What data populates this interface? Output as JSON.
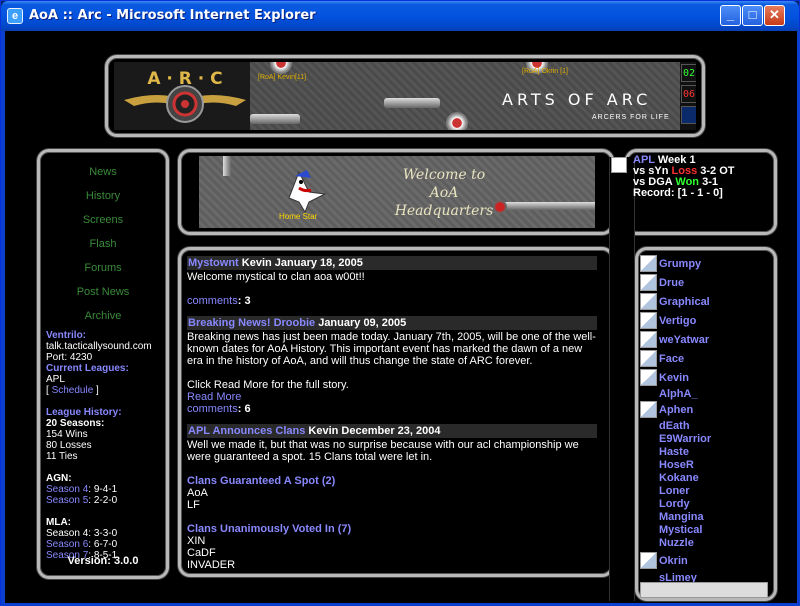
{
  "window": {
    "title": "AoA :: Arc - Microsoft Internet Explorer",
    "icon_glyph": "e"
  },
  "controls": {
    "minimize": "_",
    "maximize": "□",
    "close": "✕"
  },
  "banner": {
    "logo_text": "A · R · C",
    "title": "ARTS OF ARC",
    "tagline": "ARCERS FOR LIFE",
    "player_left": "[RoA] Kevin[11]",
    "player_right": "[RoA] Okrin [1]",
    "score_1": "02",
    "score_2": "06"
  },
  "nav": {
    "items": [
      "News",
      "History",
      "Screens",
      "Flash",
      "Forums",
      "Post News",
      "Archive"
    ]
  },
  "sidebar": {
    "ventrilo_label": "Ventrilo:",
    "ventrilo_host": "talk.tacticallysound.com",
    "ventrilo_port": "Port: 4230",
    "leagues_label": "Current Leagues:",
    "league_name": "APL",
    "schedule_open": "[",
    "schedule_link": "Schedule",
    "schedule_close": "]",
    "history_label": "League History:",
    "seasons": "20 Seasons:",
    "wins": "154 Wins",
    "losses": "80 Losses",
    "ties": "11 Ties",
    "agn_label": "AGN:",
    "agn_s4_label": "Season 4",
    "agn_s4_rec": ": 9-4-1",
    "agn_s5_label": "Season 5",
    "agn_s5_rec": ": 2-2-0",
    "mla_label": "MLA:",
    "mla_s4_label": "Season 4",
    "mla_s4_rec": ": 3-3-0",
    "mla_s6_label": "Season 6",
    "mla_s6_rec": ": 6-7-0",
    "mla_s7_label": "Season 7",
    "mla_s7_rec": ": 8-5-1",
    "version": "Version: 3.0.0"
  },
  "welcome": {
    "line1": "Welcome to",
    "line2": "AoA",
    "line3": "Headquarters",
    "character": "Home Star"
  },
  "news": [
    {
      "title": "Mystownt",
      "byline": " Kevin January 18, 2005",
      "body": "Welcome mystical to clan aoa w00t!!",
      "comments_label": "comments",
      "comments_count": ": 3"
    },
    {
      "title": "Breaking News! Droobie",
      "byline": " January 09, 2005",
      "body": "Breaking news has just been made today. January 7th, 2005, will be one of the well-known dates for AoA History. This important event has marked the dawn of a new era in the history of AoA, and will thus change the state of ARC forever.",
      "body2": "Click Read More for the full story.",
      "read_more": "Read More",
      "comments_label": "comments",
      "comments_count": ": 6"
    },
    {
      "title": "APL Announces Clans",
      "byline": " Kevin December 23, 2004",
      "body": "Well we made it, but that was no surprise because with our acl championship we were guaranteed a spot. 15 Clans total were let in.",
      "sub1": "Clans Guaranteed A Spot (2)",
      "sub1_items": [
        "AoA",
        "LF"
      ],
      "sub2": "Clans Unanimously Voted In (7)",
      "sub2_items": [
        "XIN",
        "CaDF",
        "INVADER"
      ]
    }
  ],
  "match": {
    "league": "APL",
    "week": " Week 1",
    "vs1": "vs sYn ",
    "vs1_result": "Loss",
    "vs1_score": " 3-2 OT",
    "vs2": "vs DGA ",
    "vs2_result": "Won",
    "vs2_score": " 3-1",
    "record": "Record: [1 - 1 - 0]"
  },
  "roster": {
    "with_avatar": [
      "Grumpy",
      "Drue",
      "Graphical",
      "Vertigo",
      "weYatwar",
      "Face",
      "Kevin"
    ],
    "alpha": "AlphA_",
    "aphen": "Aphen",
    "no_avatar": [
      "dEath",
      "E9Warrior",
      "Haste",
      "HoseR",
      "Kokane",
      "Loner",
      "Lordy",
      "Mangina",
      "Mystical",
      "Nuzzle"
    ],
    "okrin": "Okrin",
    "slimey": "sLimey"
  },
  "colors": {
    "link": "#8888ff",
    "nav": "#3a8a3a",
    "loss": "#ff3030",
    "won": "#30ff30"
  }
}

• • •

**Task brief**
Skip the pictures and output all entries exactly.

**Response area**
What data populates this interface? Output as JSON.
{
  "window": {
    "title": "AoA :: Arc - Microsoft Internet Explorer",
    "icon_glyph": "e"
  },
  "controls": {
    "minimize": "_",
    "maximize": "□",
    "close": "✕"
  },
  "banner": {
    "logo_text": "A · R · C",
    "title": "ARTS OF ARC",
    "tagline": "ARCERS FOR LIFE",
    "player_left": "[RoA] Kevin[11]",
    "player_right": "[RoA] Okrin [1]",
    "score_1": "02",
    "score_2": "06"
  },
  "nav": {
    "items": [
      "News",
      "History",
      "Screens",
      "Flash",
      "Forums",
      "Post News",
      "Archive"
    ]
  },
  "sidebar": {
    "ventrilo_label": "Ventrilo:",
    "ventrilo_host": "talk.tacticallysound.com",
    "ventrilo_port": "Port: 4230",
    "leagues_label": "Current Leagues:",
    "league_name": "APL",
    "schedule_open": "[",
    "schedule_link": "Schedule",
    "schedule_close": "]",
    "history_label": "League History:",
    "seasons": "20 Seasons:",
    "wins": "154 Wins",
    "losses": "80 Losses",
    "ties": "11 Ties",
    "agn_label": "AGN:",
    "agn_s4_label": "Season 4",
    "agn_s4_rec": ": 9-4-1",
    "agn_s5_label": "Season 5",
    "agn_s5_rec": ": 2-2-0",
    "mla_label": "MLA:",
    "mla_s4_label": "Season 4",
    "mla_s4_rec": ": 3-3-0",
    "mla_s6_label": "Season 6",
    "mla_s6_rec": ": 6-7-0",
    "mla_s7_label": "Season 7",
    "mla_s7_rec": ": 8-5-1",
    "version": "Version: 3.0.0"
  },
  "welcome": {
    "line1": "Welcome to",
    "line2": "AoA",
    "line3": "Headquarters",
    "character": "Home Star"
  },
  "news": [
    {
      "title": "Mystownt",
      "byline": " Kevin January 18, 2005",
      "body": "Welcome mystical to clan aoa w00t!!",
      "comments_label": "comments",
      "comments_count": ": 3"
    },
    {
      "title": "Breaking News! Droobie",
      "byline": " January 09, 2005",
      "body": "Breaking news has just been made today. January 7th, 2005, will be one of the well-known dates for AoA History. This important event has marked the dawn of a new era in the history of AoA, and will thus change the state of ARC forever.",
      "body2": "Click Read More for the full story.",
      "read_more": "Read More",
      "comments_label": "comments",
      "comments_count": ": 6"
    },
    {
      "title": "APL Announces Clans",
      "byline": " Kevin December 23, 2004",
      "body": "Well we made it, but that was no surprise because with our acl championship we were guaranteed a spot. 15 Clans total were let in.",
      "sub1": "Clans Guaranteed A Spot (2)",
      "sub1_items": [
        "AoA",
        "LF"
      ],
      "sub2": "Clans Unanimously Voted In (7)",
      "sub2_items": [
        "XIN",
        "CaDF",
        "INVADER"
      ]
    }
  ],
  "match": {
    "league": "APL",
    "week": " Week 1",
    "vs1": "vs sYn ",
    "vs1_result": "Loss",
    "vs1_score": " 3-2 OT",
    "vs2": "vs DGA ",
    "vs2_result": "Won",
    "vs2_score": " 3-1",
    "record": "Record: [1 - 1 - 0]"
  },
  "roster": {
    "with_avatar": [
      "Grumpy",
      "Drue",
      "Graphical",
      "Vertigo",
      "weYatwar",
      "Face",
      "Kevin"
    ],
    "alpha": "AlphA_",
    "aphen": "Aphen",
    "no_avatar": [
      "dEath",
      "E9Warrior",
      "Haste",
      "HoseR",
      "Kokane",
      "Loner",
      "Lordy",
      "Mangina",
      "Mystical",
      "Nuzzle"
    ],
    "okrin": "Okrin",
    "slimey": "sLimey"
  },
  "colors": {
    "link": "#8888ff",
    "nav": "#3a8a3a",
    "loss": "#ff3030",
    "won": "#30ff30"
  }
}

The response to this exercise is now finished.